The Importance of Differing Aptitudes:

by Brien Jackson

Examining his emotional response to the AIG bonus issue, Ezra writes:

That we even need a new raft of compensation regulations strains the boundaries of credulity. It makes you question the values of your countrymen. They were the principle beneficiaries of a decade-long bubble that they inflated. These Ivy League bundles of privilege were given every possible advantage and then took yet more than that. They took the advantages of high school seniors applying to college this year or entering the workforce next year. They took the advantages of seniors who had saved for retirement and parents who had invested to build their own business. And now they’re refusing to help defuse the bomb at the center of our economy unless we pay them retention bonuses. Worse, they’re threatening to flee the scene of the crime and make money off the carnage. That, it’s been argued, is why we need to keep paying meeting their demands: Because we need them working for us rather than against us. It’s chutzpah as the Yiddish define it: A child who kills his parents and then begs for lenience because he’s a pitiable orphan. It’s shameful.

There’s nothing I disagree with in that, and I imagine there’s not much of a difference in the way Ezra and I feel about the matter. In short, the bonuses are outrageous, should never have happened, should now be recouped as fully as possible, and are proof positive that the titans of the financial industry simply don’t live in this world. That said, it’s also not really a reason to crater the whole thing and, by extension, the “real economy” either.
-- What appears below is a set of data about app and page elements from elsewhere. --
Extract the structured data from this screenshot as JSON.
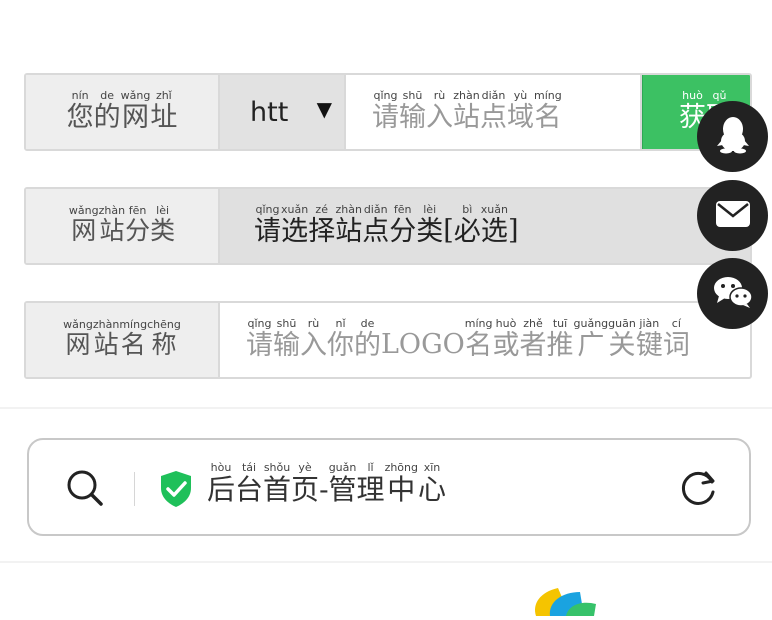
{
  "form": {
    "url_row": {
      "label": [
        "您",
        "的",
        "网",
        "址"
      ],
      "label_pinyin": [
        "nín",
        "de",
        "wǎng",
        "zhǐ"
      ],
      "protocol_value": "htt",
      "protocol_caret": "▼",
      "placeholder": [
        "请",
        "输",
        "入",
        "站",
        "点",
        "域",
        "名"
      ],
      "placeholder_pinyin": [
        "qǐng",
        "shū",
        "rù",
        "zhàn",
        "diǎn",
        "yù",
        "míng"
      ],
      "fetch_button": [
        "获",
        "取"
      ],
      "fetch_button_pinyin": [
        "huò",
        "qǔ"
      ]
    },
    "category_row": {
      "label": [
        "网",
        "站",
        "分",
        "类"
      ],
      "label_pinyin": [
        "wǎng",
        "zhàn",
        "fēn",
        "lèi"
      ],
      "select_value": [
        "请",
        "选",
        "择",
        "站",
        "点",
        "分",
        "类",
        "[",
        "必",
        "选",
        "]"
      ],
      "select_value_pinyin": [
        "qǐng",
        "xuǎn",
        "zé",
        "zhàn",
        "diǎn",
        "fēn",
        "lèi",
        "",
        "bì",
        "xuǎn",
        ""
      ]
    },
    "name_row": {
      "label": [
        "网",
        "站",
        "名",
        "称"
      ],
      "label_pinyin": [
        "wǎng",
        "zhàn",
        "míng",
        "chēng"
      ],
      "placeholder": [
        "请",
        "输",
        "入",
        "你",
        "的",
        "LOGO",
        "名",
        "或",
        "者",
        "推",
        "广",
        "关",
        "键",
        "词"
      ],
      "placeholder_pinyin": [
        "qǐng",
        "shū",
        "rù",
        "nǐ",
        "de",
        "",
        "míng",
        "huò",
        "zhě",
        "tuī",
        "guǎng",
        "guān",
        "jiàn",
        "cí"
      ]
    }
  },
  "browser_bar": {
    "address": [
      "后",
      "台",
      "首",
      "页",
      "-",
      "管",
      "理",
      "中",
      "心"
    ],
    "address_pinyin": [
      "hòu",
      "tái",
      "shǒu",
      "yè",
      "",
      "guǎn",
      "lǐ",
      "zhōng",
      "xīn"
    ],
    "secure_color": "#1fc05a"
  },
  "floating_buttons": {
    "icons": [
      "qq-penguin-icon",
      "mail-icon",
      "wechat-icon"
    ],
    "background": "#222222"
  },
  "colors": {
    "accent_green": "#3cc163",
    "label_bg": "#eeeeee",
    "border": "#d9d9d9"
  }
}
But aside from that, I’m not sure it’s mere chutzpah in this respect, so much as the sentiment that we need these same people to fix things for us now is just inaccurate. Yglesias has been on this point for a week or so; the skill set and moral code that brought these people to where they were/are is decidedly not the skill set and moral code you need to get these institutions, and this economy, out of their present code. Having an executive class that wakes up wondering how they can make the most money possible every day might have its advantages in normal economic times (especially if you have a more sensible compensation regime that ties executive compensation more closely to the long term health of their firms), but these are not normal times, to say the least, and now “how can I make the most money” becomes “how can I pocket the most taxpayer money possible.” And beyond the moral bankruptcy of that attitude, I’m not really sure how it could dig the financial system out of a broad solvency crisis that can’t really be fixed with accounting gimmicks and cost deferring. Instead, it seems to me you really do have to wipe the current management groups out in favor of less ambitious, competent technocrats who are going to wake up everyday wondering how they can shore up both their firm and the larger economy, and be happy to take a limited, albeit well above average, salary to do so.